However, ensuring that your start up does not become an insignificant statistic in the “graveyard of broken dreams” is difficult.
85% of startups fail within 3 years..
Despite the massive changes in technology in the last few years the fundamentals of starting and running a successful business haven’t changed much.
Let’s take a look at 4 critical areas you ought to think about to increase the probability of success for your business. There are many other fundamentals you will need to be concerned with but these 4 must be taken care of correctly.
1. Legal structure of your business
The legal structure that you choose for your new business will have far reaching consequences and you should be crystal clear as to what structure is best for you and why.
There are three common ways to structure your business:
a) Sole trader
c) Limited company.
As a sole trader you will be solely responsible for the debts of your business. Clearly this is something that requires serious consideration on your behalf as failure could leave you saddled with the debts of the business, even after you cease trading.
Setting up your new business with a partner and forming a partnership to conduct your business means that each of you will be liable for the debts of the partnership.
It is important to understand that this does not mean the debts are shared or split between you-each of the partners will be jointly and severally liable for all debts of the business.
Limited Liability Company

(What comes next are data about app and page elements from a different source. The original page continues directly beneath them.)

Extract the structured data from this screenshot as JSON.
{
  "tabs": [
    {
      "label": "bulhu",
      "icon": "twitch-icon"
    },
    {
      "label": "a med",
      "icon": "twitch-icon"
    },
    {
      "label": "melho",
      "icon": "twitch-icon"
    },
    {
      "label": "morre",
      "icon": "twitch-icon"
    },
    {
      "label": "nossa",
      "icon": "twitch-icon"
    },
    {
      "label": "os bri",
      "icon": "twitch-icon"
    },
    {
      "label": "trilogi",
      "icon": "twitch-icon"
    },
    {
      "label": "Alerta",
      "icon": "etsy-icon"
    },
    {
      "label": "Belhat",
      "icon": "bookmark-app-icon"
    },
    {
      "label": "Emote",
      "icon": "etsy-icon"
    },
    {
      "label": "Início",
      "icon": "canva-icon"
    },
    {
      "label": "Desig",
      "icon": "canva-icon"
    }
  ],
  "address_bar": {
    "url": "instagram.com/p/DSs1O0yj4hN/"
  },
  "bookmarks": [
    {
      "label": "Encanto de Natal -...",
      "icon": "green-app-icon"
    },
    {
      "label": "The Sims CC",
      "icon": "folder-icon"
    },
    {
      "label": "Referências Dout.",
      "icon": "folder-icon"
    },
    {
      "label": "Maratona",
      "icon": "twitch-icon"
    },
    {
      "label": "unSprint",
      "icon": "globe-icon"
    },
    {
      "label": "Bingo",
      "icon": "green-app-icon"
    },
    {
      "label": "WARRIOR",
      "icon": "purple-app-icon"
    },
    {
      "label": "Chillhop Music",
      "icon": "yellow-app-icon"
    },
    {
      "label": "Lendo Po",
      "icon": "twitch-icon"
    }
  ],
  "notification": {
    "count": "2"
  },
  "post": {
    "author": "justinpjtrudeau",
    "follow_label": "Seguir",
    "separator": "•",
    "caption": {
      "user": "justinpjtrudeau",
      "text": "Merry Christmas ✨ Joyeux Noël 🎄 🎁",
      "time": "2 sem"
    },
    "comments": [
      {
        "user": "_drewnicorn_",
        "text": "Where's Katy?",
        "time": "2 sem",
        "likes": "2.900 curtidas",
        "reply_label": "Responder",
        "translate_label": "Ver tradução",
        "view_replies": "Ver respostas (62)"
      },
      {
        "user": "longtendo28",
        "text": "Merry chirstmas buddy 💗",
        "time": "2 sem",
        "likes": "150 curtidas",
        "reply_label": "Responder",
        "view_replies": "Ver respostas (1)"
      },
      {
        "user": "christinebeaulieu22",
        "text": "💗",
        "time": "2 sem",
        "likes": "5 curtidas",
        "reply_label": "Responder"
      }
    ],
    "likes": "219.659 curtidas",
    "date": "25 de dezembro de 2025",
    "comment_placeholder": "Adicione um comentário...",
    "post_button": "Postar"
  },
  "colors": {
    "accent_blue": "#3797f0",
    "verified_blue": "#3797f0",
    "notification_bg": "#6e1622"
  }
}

A limited liability company has a separate legal identity from it’s promoters, shareholders or directors and the company’s liability, if things go wrong, will be limited to it’s paid up share capital.
While this may seem to offer significant protection to you from exposure to creditors and/or banks if things go wrong, in practice the protection is illusory to a great extent as many suppliers and all banks will look for personal guarantees or bonds from you to cover the debts of the company.
2. Professional advisors
Having professional advisors that you can rely on and whose judgement you respect can provide a great sounding board for many of the significant decisions you will need to make on your own.
So get yourself a good accountant and solicitor to whom you can turn and rely on.
Things like registration for vat and as an employer, business name registration or company set up are necessary details that will need to be executed properly and which will allow you to spend more time on the overall development of your business.
3. Cash flow budgeting
A prime reason for the failure of startups is a shortage of cash.
Cash is king, especially in the early days and you need to be clear about the difference between profitability and cash flow and the ability of new businesses to suck considerably more cash than anticipated in the early days.
4. Human Resources
A vital part of the success or failure of your new business will be your people.
Choosing the right staff is one thing; managing them is another.
There are a number of key areas you need to be careful about as an employer. I have learned these things the hard way.
But the potential for costly employment related claims is fairly extensive.
In conclusion, starting a new business can be an exhilarating white knuckle ride.
Taking care of these four fundamentals will ensure that it will be an enjoyable and profitable journey too.
By Terry Gorry